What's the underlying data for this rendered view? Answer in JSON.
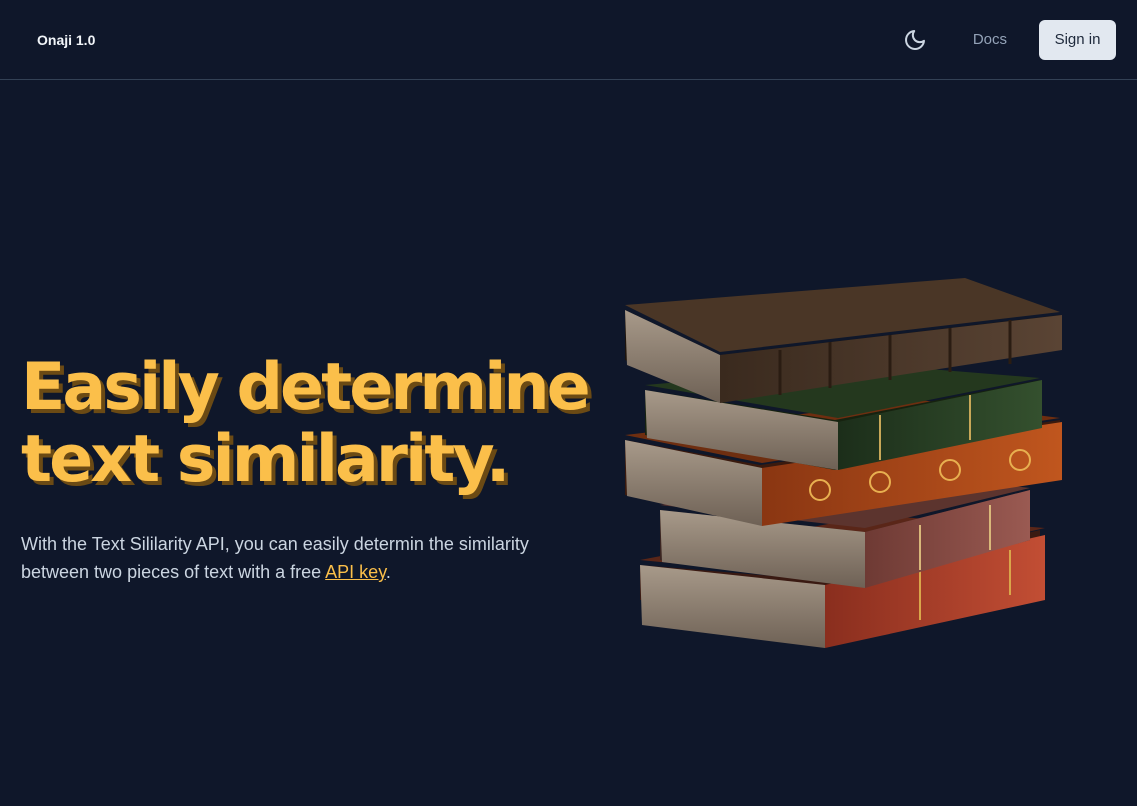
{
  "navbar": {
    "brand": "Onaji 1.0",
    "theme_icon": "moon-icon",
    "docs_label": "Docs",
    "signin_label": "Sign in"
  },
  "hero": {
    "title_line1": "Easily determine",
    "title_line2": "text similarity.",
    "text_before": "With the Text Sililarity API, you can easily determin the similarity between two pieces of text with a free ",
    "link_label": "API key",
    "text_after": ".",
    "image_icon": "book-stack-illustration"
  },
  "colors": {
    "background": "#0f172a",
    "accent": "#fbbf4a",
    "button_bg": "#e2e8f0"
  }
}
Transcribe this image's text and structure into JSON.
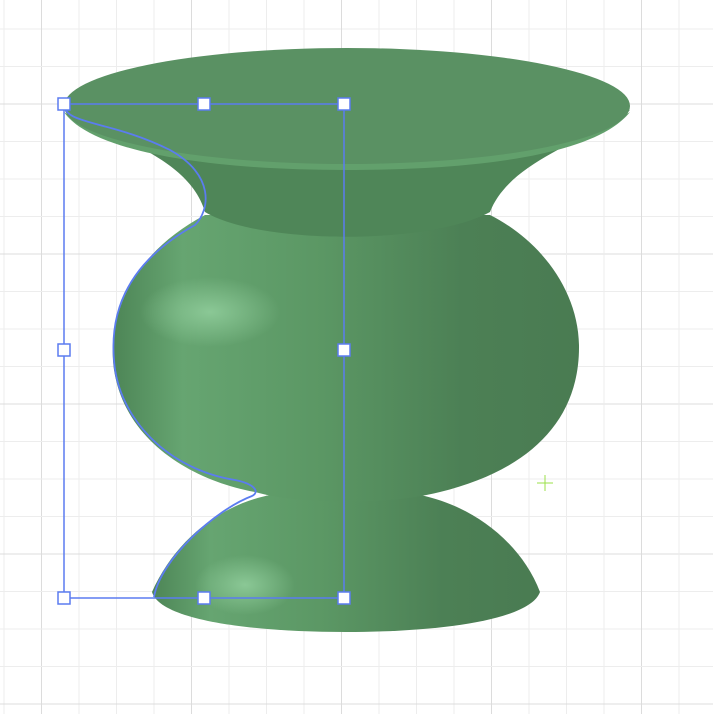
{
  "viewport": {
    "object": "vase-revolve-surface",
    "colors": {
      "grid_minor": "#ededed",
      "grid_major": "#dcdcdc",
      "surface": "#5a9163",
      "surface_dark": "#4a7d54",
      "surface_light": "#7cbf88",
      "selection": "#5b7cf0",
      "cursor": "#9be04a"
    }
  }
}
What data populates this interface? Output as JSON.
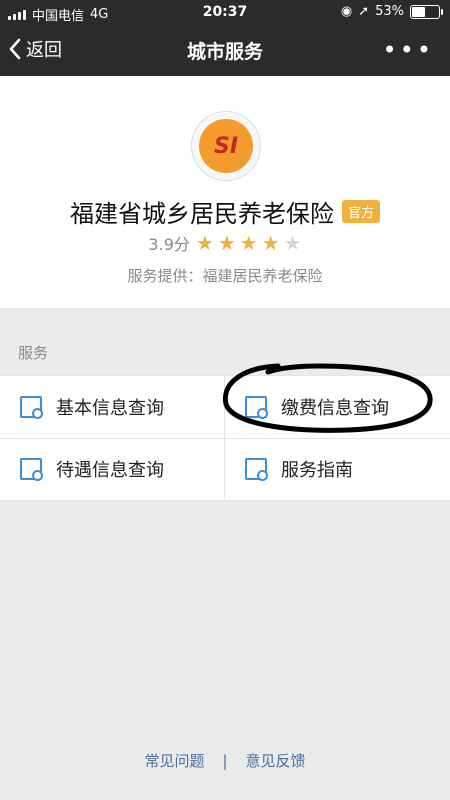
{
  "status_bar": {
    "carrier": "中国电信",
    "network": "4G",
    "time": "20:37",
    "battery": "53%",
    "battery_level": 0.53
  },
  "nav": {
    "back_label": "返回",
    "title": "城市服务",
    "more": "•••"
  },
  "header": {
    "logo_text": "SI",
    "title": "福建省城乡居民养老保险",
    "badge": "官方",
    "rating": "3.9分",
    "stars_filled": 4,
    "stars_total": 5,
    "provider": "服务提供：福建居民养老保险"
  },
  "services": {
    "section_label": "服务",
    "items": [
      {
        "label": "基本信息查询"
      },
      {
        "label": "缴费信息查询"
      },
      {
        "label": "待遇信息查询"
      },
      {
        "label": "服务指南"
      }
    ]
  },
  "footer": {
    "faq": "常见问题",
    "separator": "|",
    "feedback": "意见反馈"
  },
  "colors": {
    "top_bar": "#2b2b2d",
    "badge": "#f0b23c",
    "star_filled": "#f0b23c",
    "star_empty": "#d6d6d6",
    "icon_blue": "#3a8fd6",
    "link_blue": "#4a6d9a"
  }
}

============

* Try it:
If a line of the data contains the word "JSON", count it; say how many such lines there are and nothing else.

* Answer to this task:
3